The social price of what we will have to endure must be twofold: the actions taken must be universal and they must redistribute wealth and power downwards and not upwards. When a Covid-19 vaccine is discovered, it must be open source and generically produced, with the elderly, pregnant women and other high-risk groups on the front lines, and the private clinics on Harley Street in the same queue. waiting than the rest of the population. we.
After that, it will be impossible for capitalism to return to normal. Because this is not an “exogenous shock” – like an asteroid hitting an otherwise blameless planet. Wave after wave of zoonotic viruses have been produced during the rampant and poverty-stricken urbanization of the Global South, as well as deforestation and habitat destruction.

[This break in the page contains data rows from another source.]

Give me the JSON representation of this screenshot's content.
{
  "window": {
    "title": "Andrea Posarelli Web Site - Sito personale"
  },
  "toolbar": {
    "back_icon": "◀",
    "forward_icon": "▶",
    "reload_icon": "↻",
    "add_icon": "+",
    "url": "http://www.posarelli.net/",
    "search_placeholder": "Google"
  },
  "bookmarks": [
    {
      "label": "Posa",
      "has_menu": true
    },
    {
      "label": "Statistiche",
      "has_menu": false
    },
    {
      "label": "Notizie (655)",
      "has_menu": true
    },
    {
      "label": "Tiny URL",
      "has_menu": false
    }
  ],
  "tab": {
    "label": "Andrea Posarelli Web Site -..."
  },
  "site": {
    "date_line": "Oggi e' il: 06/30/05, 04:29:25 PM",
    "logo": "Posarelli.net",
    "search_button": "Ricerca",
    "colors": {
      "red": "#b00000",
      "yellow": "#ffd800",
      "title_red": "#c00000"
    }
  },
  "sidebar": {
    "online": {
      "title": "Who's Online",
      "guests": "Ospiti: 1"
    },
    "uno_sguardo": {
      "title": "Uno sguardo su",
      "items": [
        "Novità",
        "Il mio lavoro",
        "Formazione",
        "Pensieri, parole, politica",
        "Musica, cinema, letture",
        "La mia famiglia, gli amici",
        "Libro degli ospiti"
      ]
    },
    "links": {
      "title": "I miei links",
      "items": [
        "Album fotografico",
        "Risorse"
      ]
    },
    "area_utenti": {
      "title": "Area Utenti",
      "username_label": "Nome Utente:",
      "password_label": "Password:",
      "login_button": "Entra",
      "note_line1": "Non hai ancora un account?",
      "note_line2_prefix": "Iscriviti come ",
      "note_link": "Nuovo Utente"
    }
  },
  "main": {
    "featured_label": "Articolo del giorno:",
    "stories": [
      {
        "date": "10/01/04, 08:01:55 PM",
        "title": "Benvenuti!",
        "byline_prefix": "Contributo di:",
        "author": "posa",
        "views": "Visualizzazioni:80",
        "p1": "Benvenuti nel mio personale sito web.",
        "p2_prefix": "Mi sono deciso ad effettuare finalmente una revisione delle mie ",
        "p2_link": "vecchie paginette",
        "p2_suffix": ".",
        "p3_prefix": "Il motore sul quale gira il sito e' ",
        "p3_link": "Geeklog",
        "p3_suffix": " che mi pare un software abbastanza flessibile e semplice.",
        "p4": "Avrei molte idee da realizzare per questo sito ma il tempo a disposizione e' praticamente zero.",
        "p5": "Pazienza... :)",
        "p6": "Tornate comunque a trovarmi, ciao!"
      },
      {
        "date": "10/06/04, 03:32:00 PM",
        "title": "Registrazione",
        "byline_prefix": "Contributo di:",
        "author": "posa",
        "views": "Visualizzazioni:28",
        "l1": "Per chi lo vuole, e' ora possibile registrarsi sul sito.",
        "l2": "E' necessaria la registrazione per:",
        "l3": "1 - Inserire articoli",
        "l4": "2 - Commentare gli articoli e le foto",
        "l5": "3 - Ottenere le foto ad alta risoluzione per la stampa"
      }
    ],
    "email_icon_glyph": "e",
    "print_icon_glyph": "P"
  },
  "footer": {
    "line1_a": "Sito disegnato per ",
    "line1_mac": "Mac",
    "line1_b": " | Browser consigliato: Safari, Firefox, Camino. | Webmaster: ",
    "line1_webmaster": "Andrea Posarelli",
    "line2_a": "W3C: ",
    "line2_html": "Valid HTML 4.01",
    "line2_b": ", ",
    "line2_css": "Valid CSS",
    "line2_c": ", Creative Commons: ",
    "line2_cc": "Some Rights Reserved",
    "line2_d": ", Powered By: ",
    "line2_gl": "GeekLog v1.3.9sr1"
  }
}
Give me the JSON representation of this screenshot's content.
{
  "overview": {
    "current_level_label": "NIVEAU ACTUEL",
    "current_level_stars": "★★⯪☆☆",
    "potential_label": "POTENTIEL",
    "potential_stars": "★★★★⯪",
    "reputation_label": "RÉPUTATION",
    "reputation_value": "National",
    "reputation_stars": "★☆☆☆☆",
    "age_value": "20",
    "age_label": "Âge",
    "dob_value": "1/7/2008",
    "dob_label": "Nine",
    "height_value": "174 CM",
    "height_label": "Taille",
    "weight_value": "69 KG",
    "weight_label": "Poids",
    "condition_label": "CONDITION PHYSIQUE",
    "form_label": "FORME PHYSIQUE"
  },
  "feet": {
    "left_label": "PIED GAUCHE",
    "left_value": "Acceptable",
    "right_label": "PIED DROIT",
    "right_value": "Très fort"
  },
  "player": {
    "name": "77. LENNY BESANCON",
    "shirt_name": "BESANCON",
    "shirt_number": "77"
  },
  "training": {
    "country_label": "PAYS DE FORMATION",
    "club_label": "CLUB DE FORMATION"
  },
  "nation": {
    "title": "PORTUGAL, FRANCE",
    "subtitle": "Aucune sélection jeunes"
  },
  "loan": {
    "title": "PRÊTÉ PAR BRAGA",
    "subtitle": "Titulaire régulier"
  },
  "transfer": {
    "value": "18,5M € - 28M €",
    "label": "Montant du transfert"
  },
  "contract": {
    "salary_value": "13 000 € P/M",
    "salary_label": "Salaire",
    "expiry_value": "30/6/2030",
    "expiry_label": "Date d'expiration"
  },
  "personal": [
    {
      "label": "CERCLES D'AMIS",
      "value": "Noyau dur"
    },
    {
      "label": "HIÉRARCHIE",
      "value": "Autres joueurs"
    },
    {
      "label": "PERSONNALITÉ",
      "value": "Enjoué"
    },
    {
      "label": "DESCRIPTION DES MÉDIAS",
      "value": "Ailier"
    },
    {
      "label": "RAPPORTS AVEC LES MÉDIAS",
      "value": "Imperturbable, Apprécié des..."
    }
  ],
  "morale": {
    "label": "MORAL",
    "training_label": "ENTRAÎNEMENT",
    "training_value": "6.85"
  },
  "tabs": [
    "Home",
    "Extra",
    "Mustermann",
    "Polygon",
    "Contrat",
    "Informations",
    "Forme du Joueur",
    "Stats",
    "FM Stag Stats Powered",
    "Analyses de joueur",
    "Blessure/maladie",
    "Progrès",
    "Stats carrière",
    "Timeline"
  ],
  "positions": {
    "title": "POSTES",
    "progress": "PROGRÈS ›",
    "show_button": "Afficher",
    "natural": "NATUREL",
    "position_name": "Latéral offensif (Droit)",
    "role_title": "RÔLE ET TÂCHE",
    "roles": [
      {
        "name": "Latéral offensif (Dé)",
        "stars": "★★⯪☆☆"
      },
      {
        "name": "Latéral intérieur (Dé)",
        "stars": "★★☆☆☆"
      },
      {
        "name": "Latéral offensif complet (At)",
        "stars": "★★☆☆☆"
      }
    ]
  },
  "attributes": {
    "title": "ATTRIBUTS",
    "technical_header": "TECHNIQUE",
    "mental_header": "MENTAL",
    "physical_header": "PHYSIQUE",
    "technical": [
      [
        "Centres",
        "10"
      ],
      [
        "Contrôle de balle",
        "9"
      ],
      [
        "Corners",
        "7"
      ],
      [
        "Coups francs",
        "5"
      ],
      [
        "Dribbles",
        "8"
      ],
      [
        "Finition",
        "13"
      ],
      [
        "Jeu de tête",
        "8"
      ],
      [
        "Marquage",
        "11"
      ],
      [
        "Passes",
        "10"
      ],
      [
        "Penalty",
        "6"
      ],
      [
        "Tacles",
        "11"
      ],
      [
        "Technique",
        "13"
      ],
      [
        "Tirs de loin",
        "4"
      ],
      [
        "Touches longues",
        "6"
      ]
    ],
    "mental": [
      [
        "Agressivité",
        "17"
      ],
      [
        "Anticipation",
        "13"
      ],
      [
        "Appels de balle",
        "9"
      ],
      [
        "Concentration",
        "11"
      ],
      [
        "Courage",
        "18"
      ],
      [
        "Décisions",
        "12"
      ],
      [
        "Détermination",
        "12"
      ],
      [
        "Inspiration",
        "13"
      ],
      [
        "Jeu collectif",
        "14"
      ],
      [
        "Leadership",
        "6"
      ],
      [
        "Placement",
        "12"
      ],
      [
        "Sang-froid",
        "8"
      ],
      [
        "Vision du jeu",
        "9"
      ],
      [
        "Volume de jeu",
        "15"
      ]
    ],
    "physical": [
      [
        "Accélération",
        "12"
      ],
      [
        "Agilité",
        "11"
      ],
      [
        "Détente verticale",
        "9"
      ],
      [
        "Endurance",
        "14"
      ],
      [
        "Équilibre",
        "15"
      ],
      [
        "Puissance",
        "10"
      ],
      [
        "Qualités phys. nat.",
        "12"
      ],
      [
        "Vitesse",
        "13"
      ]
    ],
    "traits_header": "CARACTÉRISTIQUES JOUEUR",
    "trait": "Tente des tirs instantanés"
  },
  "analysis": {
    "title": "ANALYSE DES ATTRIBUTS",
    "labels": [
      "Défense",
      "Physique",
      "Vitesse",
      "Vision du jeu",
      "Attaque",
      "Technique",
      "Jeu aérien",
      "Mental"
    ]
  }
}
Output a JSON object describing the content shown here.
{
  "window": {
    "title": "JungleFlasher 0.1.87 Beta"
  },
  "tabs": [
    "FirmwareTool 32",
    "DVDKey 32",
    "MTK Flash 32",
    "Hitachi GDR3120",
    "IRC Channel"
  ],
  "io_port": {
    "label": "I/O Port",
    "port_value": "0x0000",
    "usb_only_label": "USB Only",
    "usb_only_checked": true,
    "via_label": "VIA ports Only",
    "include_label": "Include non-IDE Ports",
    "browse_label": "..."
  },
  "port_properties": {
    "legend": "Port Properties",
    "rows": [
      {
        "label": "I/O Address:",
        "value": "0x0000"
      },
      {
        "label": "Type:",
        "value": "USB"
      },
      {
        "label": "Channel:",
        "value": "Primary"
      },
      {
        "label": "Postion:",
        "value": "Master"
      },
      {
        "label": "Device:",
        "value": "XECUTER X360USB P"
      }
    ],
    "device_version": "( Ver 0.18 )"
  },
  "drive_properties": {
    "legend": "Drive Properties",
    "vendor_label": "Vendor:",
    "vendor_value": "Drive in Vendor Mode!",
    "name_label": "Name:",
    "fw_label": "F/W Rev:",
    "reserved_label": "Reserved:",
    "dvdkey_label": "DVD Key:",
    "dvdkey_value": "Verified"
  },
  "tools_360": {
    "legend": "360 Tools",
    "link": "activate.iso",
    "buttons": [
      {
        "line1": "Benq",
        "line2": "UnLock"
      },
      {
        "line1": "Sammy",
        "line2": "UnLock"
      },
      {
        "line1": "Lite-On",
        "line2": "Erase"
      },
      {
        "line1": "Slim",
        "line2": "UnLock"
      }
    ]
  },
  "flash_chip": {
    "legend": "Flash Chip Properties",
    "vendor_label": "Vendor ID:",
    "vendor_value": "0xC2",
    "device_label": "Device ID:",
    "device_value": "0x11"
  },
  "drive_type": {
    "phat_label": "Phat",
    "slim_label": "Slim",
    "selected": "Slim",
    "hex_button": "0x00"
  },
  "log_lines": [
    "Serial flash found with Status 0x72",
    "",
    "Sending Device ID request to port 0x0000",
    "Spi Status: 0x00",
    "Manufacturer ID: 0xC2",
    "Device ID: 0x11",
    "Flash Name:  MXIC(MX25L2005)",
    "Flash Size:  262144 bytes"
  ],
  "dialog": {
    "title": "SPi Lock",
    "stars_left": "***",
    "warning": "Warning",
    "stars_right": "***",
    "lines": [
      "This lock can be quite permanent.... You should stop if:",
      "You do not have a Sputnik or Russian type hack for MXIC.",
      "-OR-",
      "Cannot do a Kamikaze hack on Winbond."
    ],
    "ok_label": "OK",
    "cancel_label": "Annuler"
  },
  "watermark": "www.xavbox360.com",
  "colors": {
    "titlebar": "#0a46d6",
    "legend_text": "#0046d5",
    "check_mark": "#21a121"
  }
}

The fact that these viruses then strike societies with poor public health systems, substandard and overcrowded housing, elites who don’t care, and populations with massive “co-morbidities” such as asthma, heart disease and heart disease. type 2 diabetes is not an accident either. It is the product of a social system called capitalism.
It is one thing to bail out airlines – and we should do it through partial nationalization. But when it’s over, who do you think will buy airline stocks, unless a massive change is made in public health standards, here and around the world?
After the Black Death wiped out a third of Europe’s population in the 14th century, the economic system of feudalism was doomed to failure. Samuel Kline Cohnm in his account of the revolts that followed (Desire for freedom) describes the shift “from absolute discouragement and fear to a new confidence on the part of peasants, artisans and workers that they too could change the world, fundamentally changing the social and political conditions of their lives” .
We will not face a physical catastrophe of the magnitude of the 1340s – but our complex and financialized economy is quite capable of inflicting economic catastrophe upon us. In response, we need a new economic system, which makes the well-being of people and public health its top priority, and stabilizes our relationship with the planet. The task of the left is to imagine it and then to realize it.